Indeed, actual evidence that a high minimum wage impacts jobs is hard to find. It’s rather easy, however, to find data to suggest the opposite. For example, Hawaii has a high minimum wage and the lowest unemployment in the country. Florida’s wage is indexed to inflation — the Golden State is ranked No. 9 for the percentage of workers employed. Mississippi, on the other hand, has no minimum wage, and the highest unemployment.

And speaking of Florida:

Before last year’s elections, a political action committee backed by the likes of Publix Super Markets and Outback Steakhouse had some hair-raising predictions about the effect of bumping up the minimum wage.

Thousands of jobs would be lost if voters increased the state’s rock-bottom wage to $6.15 from $5.15, said one e-mail sent out by the Coalition to Save Florida Jobs.

Jobs would be outsourced overseas, the e-mail said. Even companies that paid above the minimum wage would be forced to raise pay for everyone, said retailers and restaurants that opposed the amendment.

Today, though, it’s hard to find much wreckage in the Florida retailing and restaurant industries, the two groups that bankrolled the Coalition to Save Florida Jobs.

Aside from all that, why bother raising the minimum wage? It’s an economic question, right, so why don’t we let the market figure it out? Well, the Federal Reserve is always willing to help the market out when wages become a problem:

Wages have risen so swiftly that some economists worry that they could push inflation up on their own, by forcing companies to raise prices. Last week, the Federal Reserve chairman, Ben S. Bernanke, warned that the central bank might have to raise interest rates again. “One factor that we are watching carefully is labor costs,” he said.

So, we know companies are being looked after. But, again, why raise the minimum wage? Well, perhaps we don’t want it lagging too far behind the federal poverty level:

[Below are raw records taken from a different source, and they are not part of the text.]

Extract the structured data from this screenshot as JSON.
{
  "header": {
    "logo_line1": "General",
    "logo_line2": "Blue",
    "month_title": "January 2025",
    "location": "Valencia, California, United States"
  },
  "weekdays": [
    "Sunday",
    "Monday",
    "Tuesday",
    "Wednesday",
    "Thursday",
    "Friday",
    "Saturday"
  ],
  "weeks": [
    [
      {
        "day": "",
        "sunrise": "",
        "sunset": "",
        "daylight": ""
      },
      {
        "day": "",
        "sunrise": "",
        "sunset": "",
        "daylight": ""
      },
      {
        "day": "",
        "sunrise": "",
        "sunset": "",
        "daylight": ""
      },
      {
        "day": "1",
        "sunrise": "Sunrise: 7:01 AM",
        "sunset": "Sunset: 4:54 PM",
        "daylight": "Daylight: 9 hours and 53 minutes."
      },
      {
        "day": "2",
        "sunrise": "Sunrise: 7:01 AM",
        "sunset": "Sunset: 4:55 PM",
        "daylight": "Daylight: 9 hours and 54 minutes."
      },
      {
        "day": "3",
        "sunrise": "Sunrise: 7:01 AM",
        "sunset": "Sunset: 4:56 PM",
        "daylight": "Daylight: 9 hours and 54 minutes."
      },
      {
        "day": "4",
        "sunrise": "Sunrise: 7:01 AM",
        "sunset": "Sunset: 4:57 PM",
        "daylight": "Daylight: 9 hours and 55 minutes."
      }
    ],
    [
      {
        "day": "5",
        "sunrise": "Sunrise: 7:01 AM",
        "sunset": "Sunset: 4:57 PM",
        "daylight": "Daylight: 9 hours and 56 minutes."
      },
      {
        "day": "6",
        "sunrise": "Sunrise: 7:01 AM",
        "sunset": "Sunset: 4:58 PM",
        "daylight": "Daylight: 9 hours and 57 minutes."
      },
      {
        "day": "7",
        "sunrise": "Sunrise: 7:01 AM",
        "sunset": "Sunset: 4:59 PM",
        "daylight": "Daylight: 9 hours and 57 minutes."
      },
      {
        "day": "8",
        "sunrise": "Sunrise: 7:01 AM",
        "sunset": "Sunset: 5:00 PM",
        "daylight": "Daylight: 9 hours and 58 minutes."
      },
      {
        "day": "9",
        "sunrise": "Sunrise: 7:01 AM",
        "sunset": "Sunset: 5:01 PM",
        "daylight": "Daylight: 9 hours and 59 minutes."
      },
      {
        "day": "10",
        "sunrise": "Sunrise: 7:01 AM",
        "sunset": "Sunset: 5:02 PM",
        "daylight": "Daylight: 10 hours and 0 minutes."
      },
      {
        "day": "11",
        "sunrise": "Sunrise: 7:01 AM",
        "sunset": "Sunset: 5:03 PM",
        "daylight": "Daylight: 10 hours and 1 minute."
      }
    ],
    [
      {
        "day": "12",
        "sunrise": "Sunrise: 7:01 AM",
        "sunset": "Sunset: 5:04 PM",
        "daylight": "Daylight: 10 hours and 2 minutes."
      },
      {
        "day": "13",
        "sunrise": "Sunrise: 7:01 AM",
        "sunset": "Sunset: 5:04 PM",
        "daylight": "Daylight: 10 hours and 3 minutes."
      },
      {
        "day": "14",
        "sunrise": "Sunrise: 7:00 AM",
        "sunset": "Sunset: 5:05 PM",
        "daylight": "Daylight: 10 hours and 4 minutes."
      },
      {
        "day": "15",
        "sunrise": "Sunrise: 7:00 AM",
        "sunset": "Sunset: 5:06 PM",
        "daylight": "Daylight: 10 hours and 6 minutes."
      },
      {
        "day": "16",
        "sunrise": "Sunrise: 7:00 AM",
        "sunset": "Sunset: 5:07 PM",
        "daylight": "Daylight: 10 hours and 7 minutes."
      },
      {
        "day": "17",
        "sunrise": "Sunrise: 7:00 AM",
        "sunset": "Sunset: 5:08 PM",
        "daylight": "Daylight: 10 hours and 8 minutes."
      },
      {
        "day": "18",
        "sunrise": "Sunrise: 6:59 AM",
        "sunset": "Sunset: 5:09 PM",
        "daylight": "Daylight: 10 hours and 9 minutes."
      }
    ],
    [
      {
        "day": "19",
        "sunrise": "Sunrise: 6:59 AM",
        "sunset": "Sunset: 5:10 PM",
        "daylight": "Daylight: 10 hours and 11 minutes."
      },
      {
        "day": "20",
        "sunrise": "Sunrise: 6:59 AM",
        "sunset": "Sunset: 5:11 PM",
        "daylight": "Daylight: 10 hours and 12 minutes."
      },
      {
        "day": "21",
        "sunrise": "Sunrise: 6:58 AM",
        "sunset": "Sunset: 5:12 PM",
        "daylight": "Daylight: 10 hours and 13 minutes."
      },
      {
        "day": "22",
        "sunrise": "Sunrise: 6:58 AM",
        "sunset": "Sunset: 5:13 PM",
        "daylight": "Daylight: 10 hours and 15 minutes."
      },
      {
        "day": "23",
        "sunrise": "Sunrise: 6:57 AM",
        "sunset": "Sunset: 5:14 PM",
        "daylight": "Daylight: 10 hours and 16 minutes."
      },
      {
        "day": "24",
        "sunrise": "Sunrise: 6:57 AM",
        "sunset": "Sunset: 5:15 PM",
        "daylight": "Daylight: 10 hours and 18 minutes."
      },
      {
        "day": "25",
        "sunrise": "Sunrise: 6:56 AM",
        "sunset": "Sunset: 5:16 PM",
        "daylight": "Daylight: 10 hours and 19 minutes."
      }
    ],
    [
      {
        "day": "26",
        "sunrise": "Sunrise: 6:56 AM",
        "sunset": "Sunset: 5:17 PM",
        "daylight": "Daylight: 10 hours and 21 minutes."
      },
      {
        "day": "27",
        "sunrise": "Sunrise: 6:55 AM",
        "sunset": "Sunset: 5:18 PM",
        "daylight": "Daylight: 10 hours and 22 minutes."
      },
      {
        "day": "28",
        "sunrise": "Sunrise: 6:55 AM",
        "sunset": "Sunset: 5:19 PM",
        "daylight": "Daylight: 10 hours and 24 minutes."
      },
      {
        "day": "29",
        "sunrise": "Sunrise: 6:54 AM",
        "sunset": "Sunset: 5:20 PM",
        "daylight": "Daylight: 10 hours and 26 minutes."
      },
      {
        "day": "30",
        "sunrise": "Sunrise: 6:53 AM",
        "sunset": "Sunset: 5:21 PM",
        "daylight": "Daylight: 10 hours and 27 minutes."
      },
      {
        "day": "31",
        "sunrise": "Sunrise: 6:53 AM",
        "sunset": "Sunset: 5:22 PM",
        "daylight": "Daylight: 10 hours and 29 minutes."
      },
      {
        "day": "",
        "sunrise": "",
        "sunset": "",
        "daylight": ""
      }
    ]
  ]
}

Every day that Congress fails to enact a higher minimum wage, workers lose purchasing power. However, if the minimum wage bill currently under debate in the Senate (HR 2) were immediately passed, this gap would be significantly reduced. In 2009, this bill would raise full-time minimum wage workers above the poverty line for a family of two for the first time in over a decade. While this modest bill would still place minimum wage workers 18% below the poverty line for a family of three, it would provide much needed relief to low-wage workers and their families.

For the first time in a decade? You’ve got to be kidding me! Why is this even a debate?

Scare stories aside, we’ve seen time and time again, in states and municipalities, that an increased minimum wage helps those who need help the most, and doesn’t necessarily impact business negatively. It’s time to stop the chicken little act.